"These other collaborators were highly instrumental in the donations," Olin said. "(Odegaard) designed the prop, Winn Construction provided the pad and Rick (Kleinwaescter) took the mixture off the truck and delivered it out here so it was truly a team effort."

Deb Barros, assistant fire cheif, added that members of the DFD helped contribute to the addition of the concrete mixer.

"We have a firefighter that’s a welder and he was instrumental in assembling it," she said. "Mark Selle, whose our fire marshall, made a lot of phone calls to get it coordinated to get everybody here on the right time when we needed them and they were more than willing to oblige us."

All-in-all Presnell was very appreciative for the new equipment, but was even more humbled by the showing of teamwork that the construction community proved to have in their support for the local fire department.

"This community really gets behind the fire department and we just really love the support and that’s what drives us to get better training a well-oiled machine in terms of the responding to this kind of stuff," Presnell said. "Without these collaborations and these partnerships within the community, this wouldn’t have happened. Everybody here really contributed to making this possible, and a success."

Odegaard added to what the first responders mean to the community and how much of an honor it is to support the DFD.

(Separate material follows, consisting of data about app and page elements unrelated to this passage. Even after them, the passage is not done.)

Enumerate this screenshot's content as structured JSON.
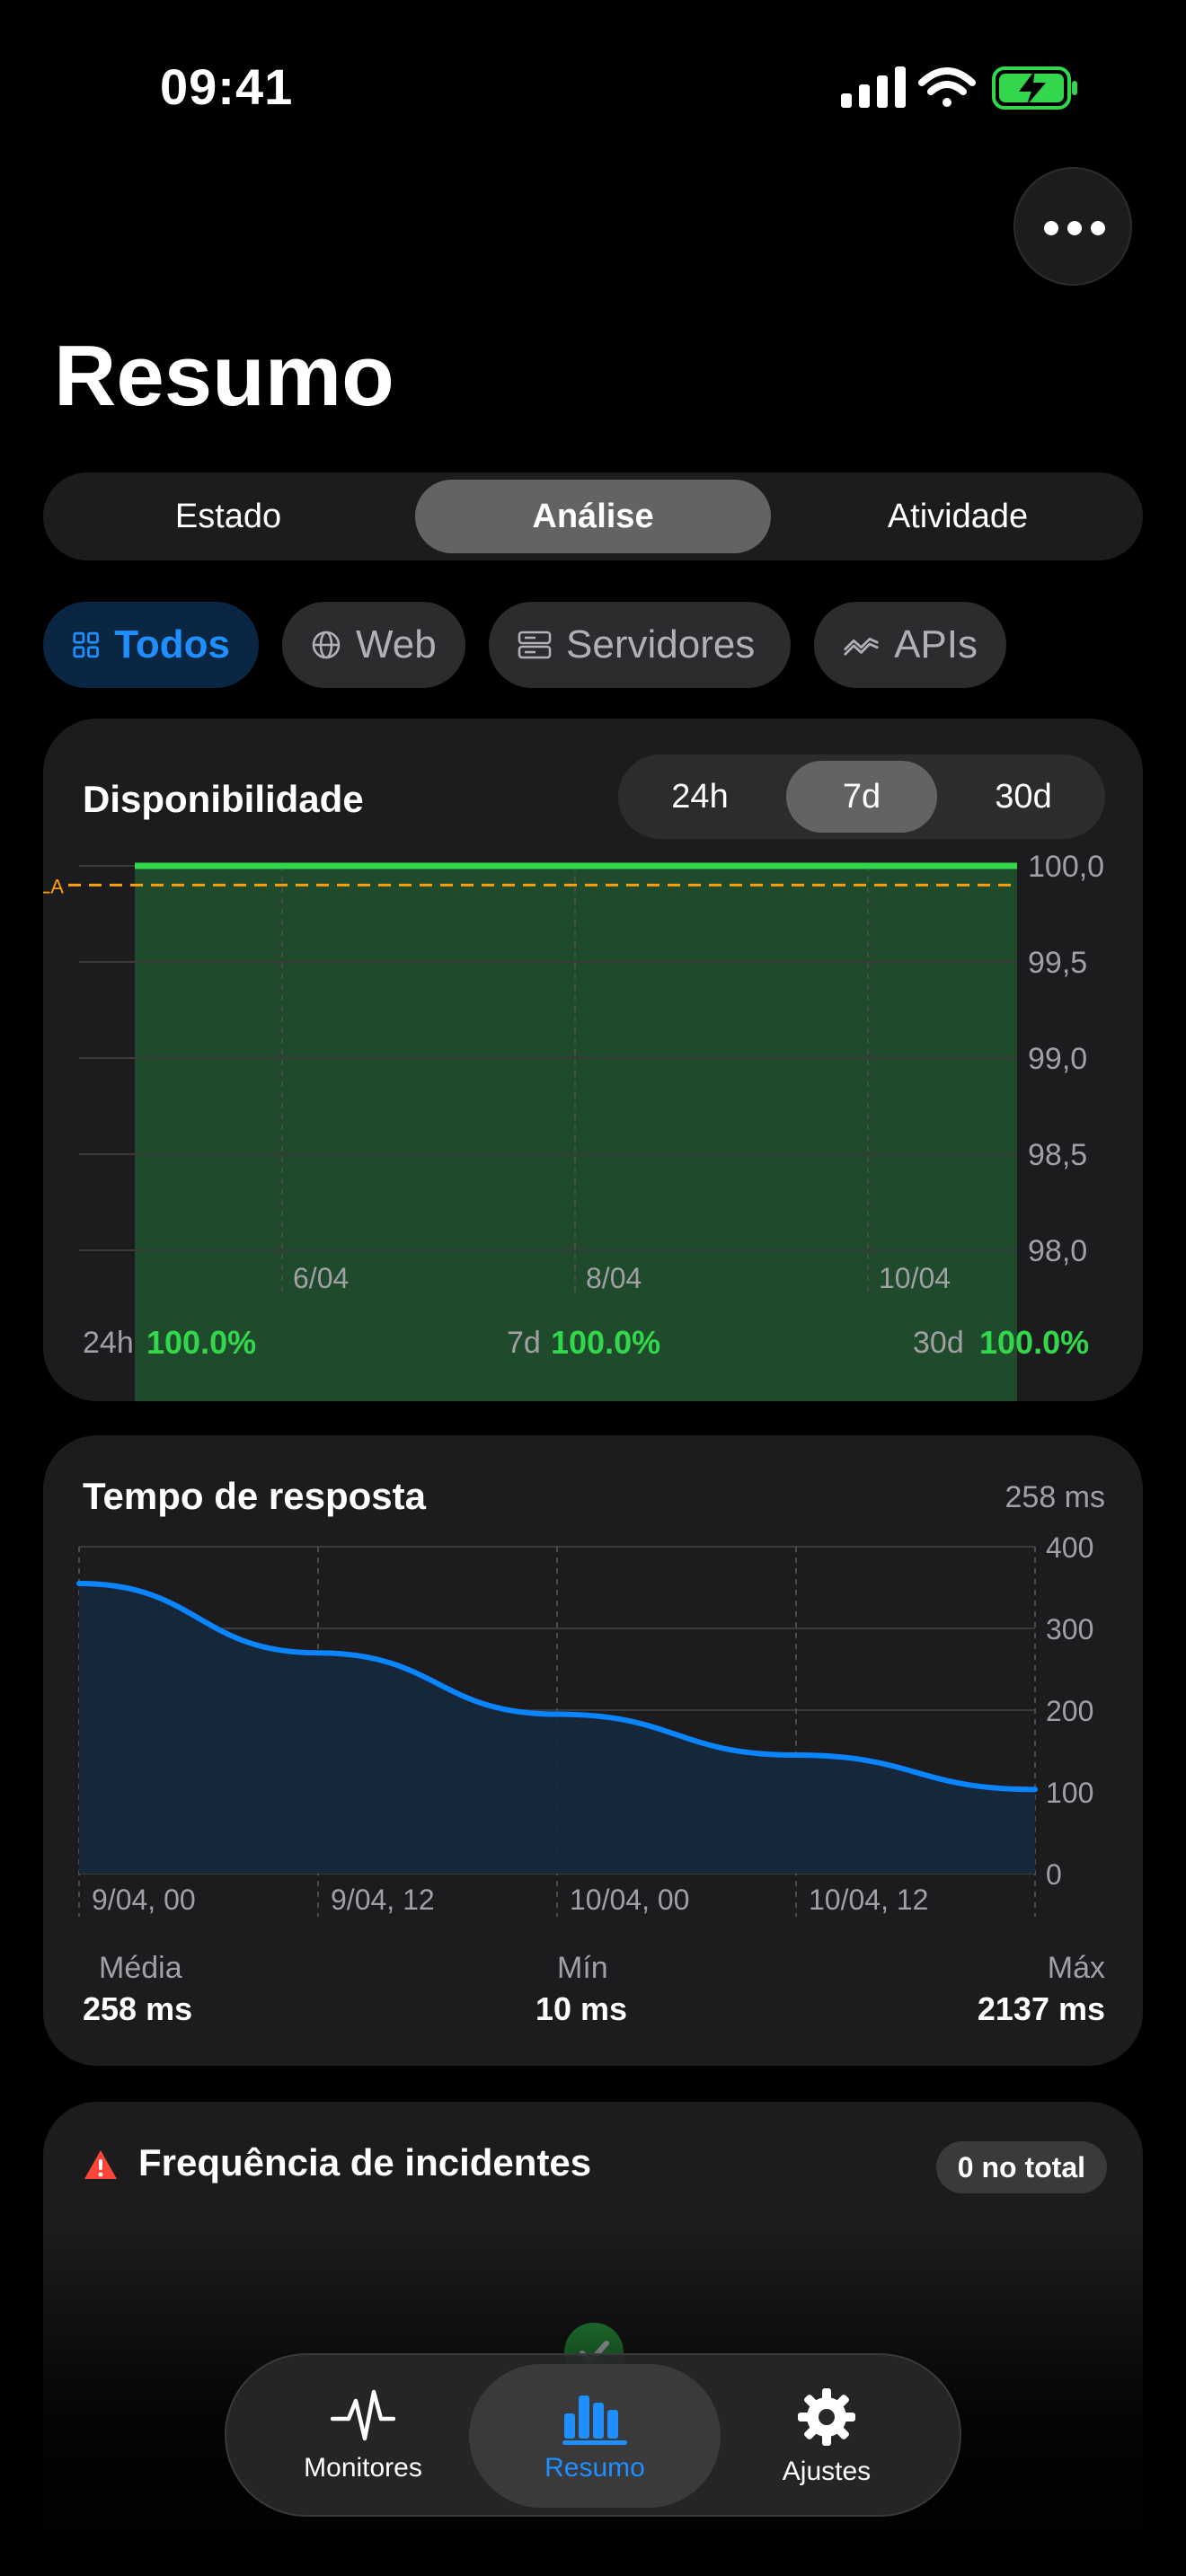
{
  "status": {
    "time": "09:41"
  },
  "page": {
    "title": "Resumo"
  },
  "segments": [
    {
      "label": "Estado",
      "active": false
    },
    {
      "label": "Análise",
      "active": true
    },
    {
      "label": "Atividade",
      "active": false
    }
  ],
  "filters": [
    {
      "label": "Todos",
      "icon": "grid-icon",
      "active": true
    },
    {
      "label": "Web",
      "icon": "globe-icon",
      "active": false
    },
    {
      "label": "Servidores",
      "icon": "server-icon",
      "active": false
    },
    {
      "label": "APIs",
      "icon": "api-icon",
      "active": false
    }
  ],
  "availability": {
    "title": "Disponibilidade",
    "ranges": [
      "24h",
      "7d",
      "30d"
    ],
    "active_range": "7d",
    "sla_label": "LA",
    "stats": [
      {
        "label": "24h",
        "value": "100.0%"
      },
      {
        "label": "7d",
        "value": "100.0%"
      },
      {
        "label": "30d",
        "value": "100.0%"
      }
    ]
  },
  "response": {
    "title": "Tempo de resposta",
    "current": "258 ms",
    "stats": [
      {
        "label": "Média",
        "value": "258 ms"
      },
      {
        "label": "Mín",
        "value": "10 ms"
      },
      {
        "label": "Máx",
        "value": "2137 ms"
      }
    ]
  },
  "incidents": {
    "title": "Frequência de incidentes",
    "badge": "0 no total"
  },
  "tabbar": [
    {
      "label": "Monitores",
      "icon": "heartbeat-icon",
      "active": false
    },
    {
      "label": "Resumo",
      "icon": "bar-chart-icon",
      "active": true
    },
    {
      "label": "Ajustes",
      "icon": "gear-icon",
      "active": false
    }
  ],
  "colors": {
    "accent": "#1e8fff",
    "green": "#32d74b",
    "sla": "#ff9f0a",
    "line": "#0a84ff"
  },
  "chart_data": [
    {
      "type": "area",
      "x": [
        "6/04",
        "8/04",
        "10/04"
      ],
      "y_ticks": [
        "100,0",
        "99,5",
        "99,0",
        "98,5",
        "98,0"
      ],
      "ylim": [
        98.0,
        100.0
      ],
      "sla": 99.9,
      "values": [
        100.0,
        100.0,
        100.0
      ],
      "grid": true
    },
    {
      "type": "area",
      "x": [
        "9/04, 00",
        "9/04, 12",
        "10/04, 00",
        "10/04, 12"
      ],
      "y_ticks": [
        "400",
        "300",
        "200",
        "100",
        "0"
      ],
      "ylim": [
        0,
        400
      ],
      "series": [
        {
          "values": [
            355,
            270,
            195,
            145,
            103
          ]
        }
      ],
      "grid": true
    }
  ]
}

"I think it just goes to the point that this is a community effort and the community supports our front line people such as firefighters," he said. "If we can help them in any way to give them training tools so that they can be safe and come home safe after that call comes in, and likewise take care of our community in the fashion that they have and we’ll continue to take care of. We’re all really happy and appreciative."

The donors added they will continue to support the Dickinson Fire Department any way they can, knowing that their contributions helps make the department and Dickinson an even better and stronger community that works together and looks out for each other.

"I think we all have peace of mind knowing that we have a well trained fire team, protecting this community," Olin said.